  1. License Exception RPL

License Exception RPL authorizes exports and reexports associated with one-for-one replacement of parts, components, accessories, and attachments.

Previously, there were certain exclusions to using license exception RPL for exports to Cuba. For example, replacement parts, components, accessories, or attachments were prohibited to be exported to Cuba if the commodity to be repaired was:

  1. An aircraft;
  2. An item controlled for national security (NS) reasons on the Commerce Control List;
  3. Explosives detection equipment under 2A983 or related software under 2D983; or
  4. Concealed object detection equipment under 2D984.

Now, replacement parts, components, accessories, or attachments can to be exported to Cuba from the US provided all RPL license conditions are met for aircraft, NS controlled items and 2A983, 2D983 and 2D984 items.

  1. License Exception BAG

License Exception BAG authorizes individuals leaving the US either temporarily (i.e., traveling) or longer-term (i.e., moving) and crew members of exporting or reexporting carriers to take to any destination, as personal baggage, certain classes of commodities, software and technology.

Previously, individuals leaving the US for Cuba were prohibited from taking, as personal baggage, most commodities and software containing encryption. Now, certain encryption items that were excluded from being taken by travelers to Cuba in their luggage will now be covered by License Exception BAG.

Other

In addition to the above changes, the removal of Cuba from Country Group E:1 has certain other impacts, including the following two changes below.

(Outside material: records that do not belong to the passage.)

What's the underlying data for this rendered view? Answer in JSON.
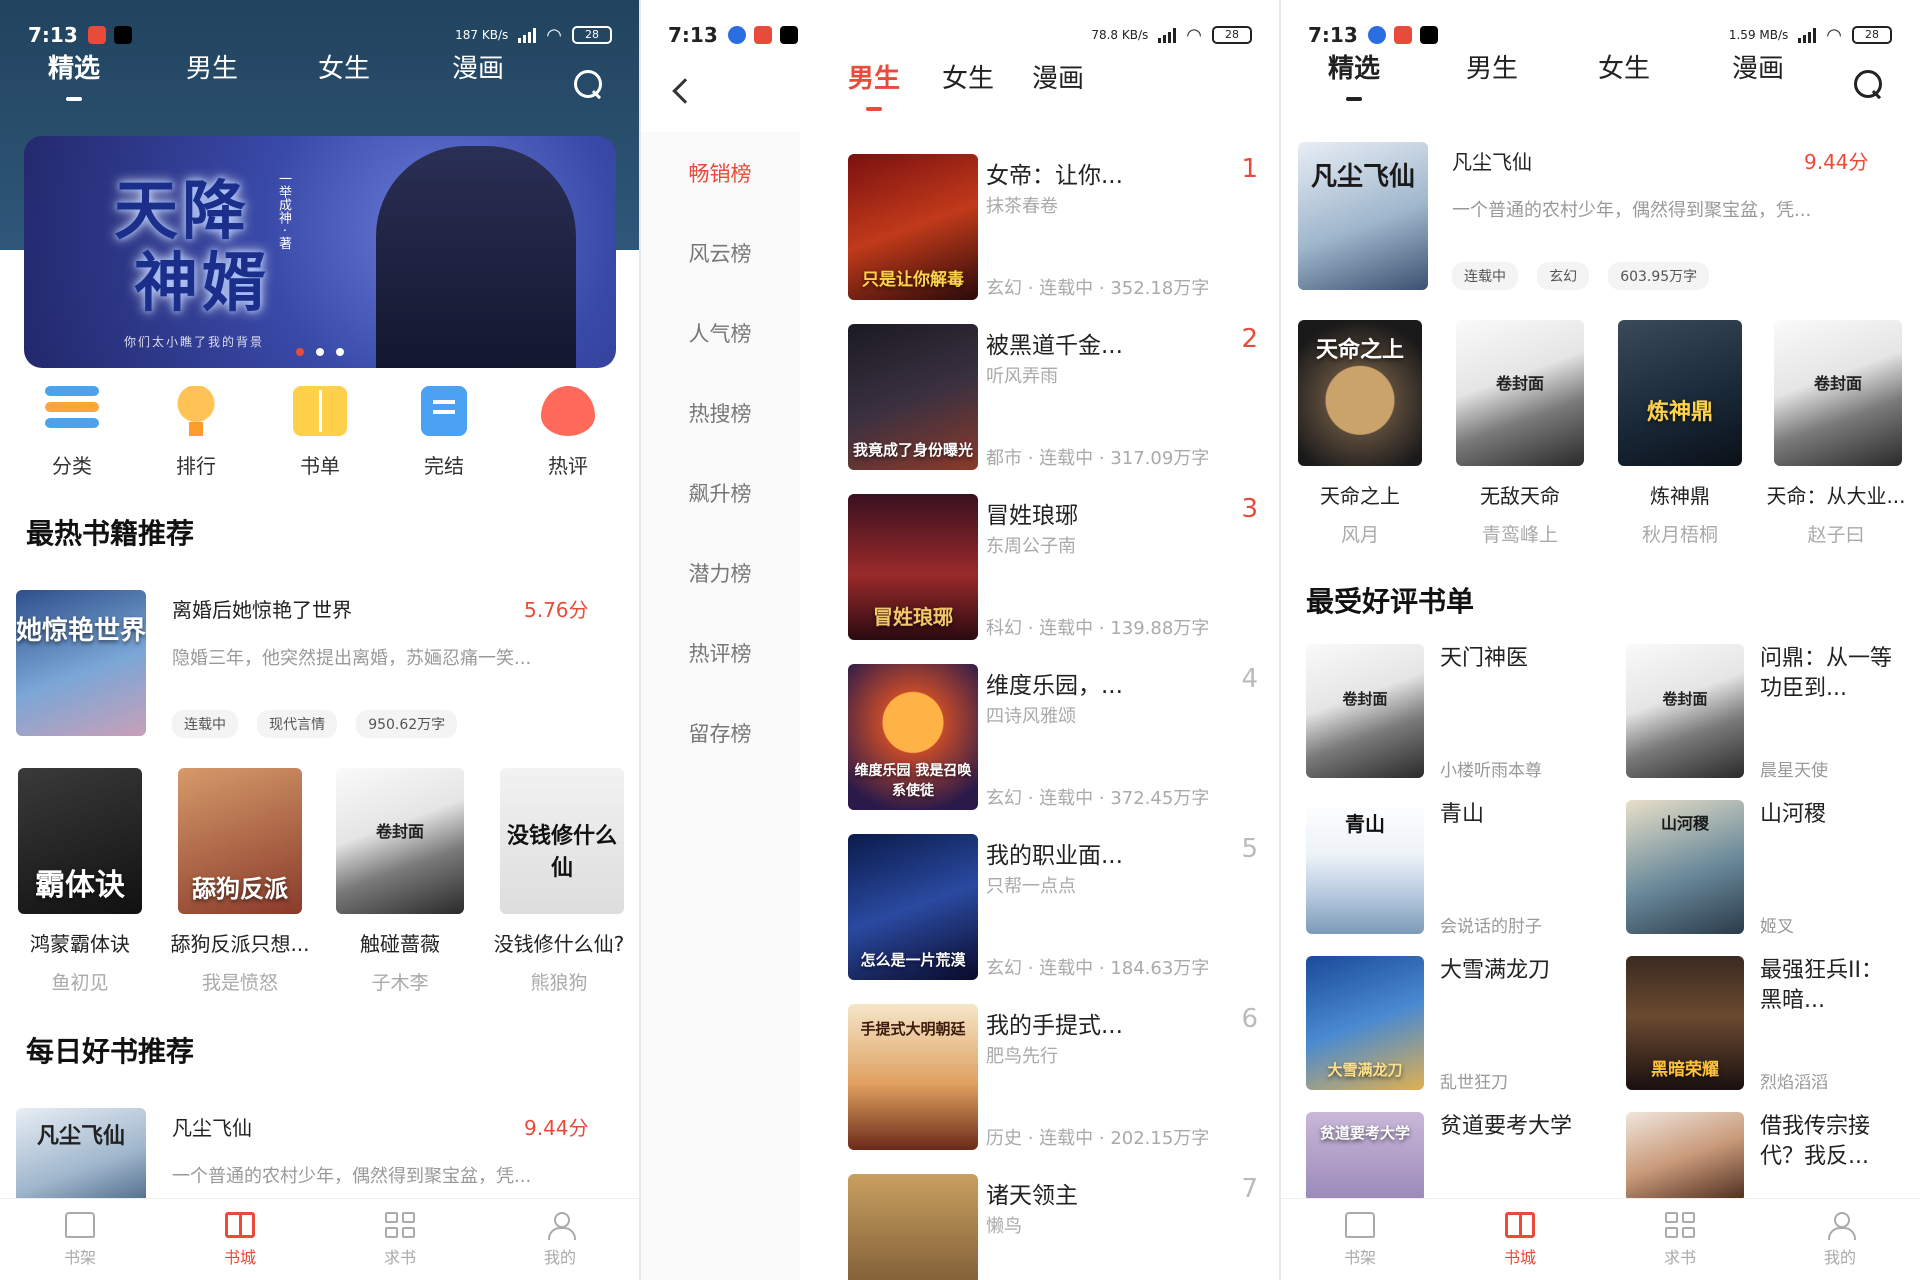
{
  "status": {
    "p1": {
      "time": "7:13",
      "speed": "187 KB/s",
      "battery": "28"
    },
    "p2": {
      "time": "7:13",
      "speed": "78.8 KB/s",
      "battery": "28"
    },
    "p3": {
      "time": "7:13",
      "speed": "1.59 MB/s",
      "battery": "28"
    }
  },
  "colors": {
    "accent": "#e84b3a",
    "header_bg": "#2a4b6b"
  },
  "top_tabs": [
    "精选",
    "男生",
    "女生",
    "漫画"
  ],
  "phone1": {
    "banner": {
      "title_line1": "天降",
      "title_line2": "神婿",
      "side_text": "一举成神 · 著",
      "subtitle": "你们太小瞧了我的背景"
    },
    "quick": [
      {
        "label": "分类",
        "icon": "category-icon"
      },
      {
        "label": "排行",
        "icon": "trophy-icon"
      },
      {
        "label": "书单",
        "icon": "booklist-icon"
      },
      {
        "label": "完结",
        "icon": "finished-icon"
      },
      {
        "label": "热评",
        "icon": "hot-comment-icon"
      }
    ],
    "hot_title": "最热书籍推荐",
    "featured": {
      "cover_text": "她惊艳世界",
      "title": "离婚后她惊艳了世界",
      "score": "5.76分",
      "desc": "隐婚三年，他突然提出离婚，苏婳忍痛一笑...",
      "tags": [
        "连载中",
        "现代言情",
        "950.62万字"
      ]
    },
    "grid": [
      {
        "cover_text": "霸体诀",
        "title": "鸿蒙霸体诀",
        "author": "鱼初见"
      },
      {
        "cover_text": "舔狗反派",
        "title": "舔狗反派只想...",
        "author": "我是愤怒"
      },
      {
        "cover_text": "卷封面",
        "title": "触碰蔷薇",
        "author": "子木李"
      },
      {
        "cover_text": "没钱修什么仙",
        "title": "没钱修什么仙?",
        "author": "熊狼狗"
      }
    ],
    "daily_title": "每日好书推荐",
    "daily": {
      "cover_text": "凡尘飞仙",
      "title": "凡尘飞仙",
      "score": "9.44分",
      "desc": "一个普通的农村少年，偶然得到聚宝盆，凭..."
    }
  },
  "phone2": {
    "tabs": [
      "男生",
      "女生",
      "漫画"
    ],
    "sidebar": [
      "畅销榜",
      "风云榜",
      "人气榜",
      "热搜榜",
      "飙升榜",
      "潜力榜",
      "热评榜",
      "留存榜"
    ],
    "ranks": [
      {
        "num": "1",
        "title": "女帝：让你...",
        "author": "抹茶春卷",
        "meta": "玄幻 · 连载中 · 352.18万字",
        "cover_text": "只是让你解毒"
      },
      {
        "num": "2",
        "title": "被黑道千金...",
        "author": "听风弄雨",
        "meta": "都市 · 连载中 · 317.09万字",
        "cover_text": "我竟成了身份曝光"
      },
      {
        "num": "3",
        "title": "冒姓琅琊",
        "author": "东周公子南",
        "meta": "科幻 · 连载中 · 139.88万字",
        "cover_text": "冒姓琅琊"
      },
      {
        "num": "4",
        "title": "维度乐园，...",
        "author": "四诗风雅颂",
        "meta": "玄幻 · 连载中 · 372.45万字",
        "cover_text": "维度乐园 我是召唤系使徒"
      },
      {
        "num": "5",
        "title": "我的职业面...",
        "author": "只帮一点点",
        "meta": "玄幻 · 连载中 · 184.63万字",
        "cover_text": "怎么是一片荒漠"
      },
      {
        "num": "6",
        "title": "我的手提式...",
        "author": "肥鸟先行",
        "meta": "历史 · 连载中 · 202.15万字",
        "cover_text": "手提式大明朝廷"
      },
      {
        "num": "7",
        "title": "诸天领主",
        "author": "懒鸟",
        "meta": "",
        "cover_text": ""
      }
    ]
  },
  "phone3": {
    "featured": {
      "cover_text": "凡尘飞仙",
      "title": "凡尘飞仙",
      "score": "9.44分",
      "desc": "一个普通的农村少年，偶然得到聚宝盆，凭...",
      "tags": [
        "连载中",
        "玄幻",
        "603.95万字"
      ]
    },
    "row": [
      {
        "cover_text": "天命之上",
        "title": "天命之上",
        "author": "风月"
      },
      {
        "cover_text": "卷封面",
        "title": "无敌天命",
        "author": "青鸾峰上"
      },
      {
        "cover_text": "炼神鼎",
        "title": "炼神鼎",
        "author": "秋月梧桐"
      },
      {
        "cover_text": "卷封面",
        "title": "天命：从大业...",
        "author": "赵子曰"
      }
    ],
    "list_title": "最受好评书单",
    "pairs": [
      {
        "cover_text": "卷封面",
        "title": "天门神医",
        "author": "小楼听雨本尊"
      },
      {
        "cover_text": "卷封面",
        "title": "问鼎：从一等功臣到...",
        "author": "晨星天使"
      },
      {
        "cover_text": "青山",
        "title": "青山",
        "author": "会说话的肘子"
      },
      {
        "cover_text": "山河稷",
        "title": "山河稷",
        "author": "姬叉"
      },
      {
        "cover_text": "大雪满龙刀",
        "title": "大雪满龙刀",
        "author": "乱世狂刀"
      },
      {
        "cover_text": "黑暗荣耀",
        "title": "最强狂兵II：黑暗...",
        "author": "烈焰滔滔"
      },
      {
        "cover_text": "贫道要考大学",
        "title": "贫道要考大学",
        "author": ""
      },
      {
        "cover_text": "",
        "title": "借我传宗接代？我反...",
        "author": ""
      }
    ]
  },
  "bottom_nav": [
    {
      "label": "书架",
      "icon": "bookshelf-icon"
    },
    {
      "label": "书城",
      "icon": "bookstore-icon"
    },
    {
      "label": "求书",
      "icon": "request-book-icon"
    },
    {
      "label": "我的",
      "icon": "profile-icon"
    }
  ]
}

First, certain licenses previously issued by BIS have contained conditions that restrict the export, reexport, or transfer (in country) to Cuba by reference to Country Group E:1. Many of these restrictions were intended to apply to Cuba but BIS did not always list both Country Groups E:1 and E:2 (where Cuba is now solely listed) in license conditions. To make sure the prior license conditions continue to apply to Cuba even though it is no longer in country group E:1, BIS has added General Order No. 3 to continue all restrictions on transactions with Cuba or Cuban nationals, by reference to Country Group E:1, that are contained in licenses issued prior to July 22, 2015.

Second, despite the removal from Country Group E:1, exporters must still file an Electronic Export Information (EEI) using the Automated Export System (AES) if the item is destined for Cuba, regardless of the value of the shipment. Further, post-departure filing in AES continues to be prohibited.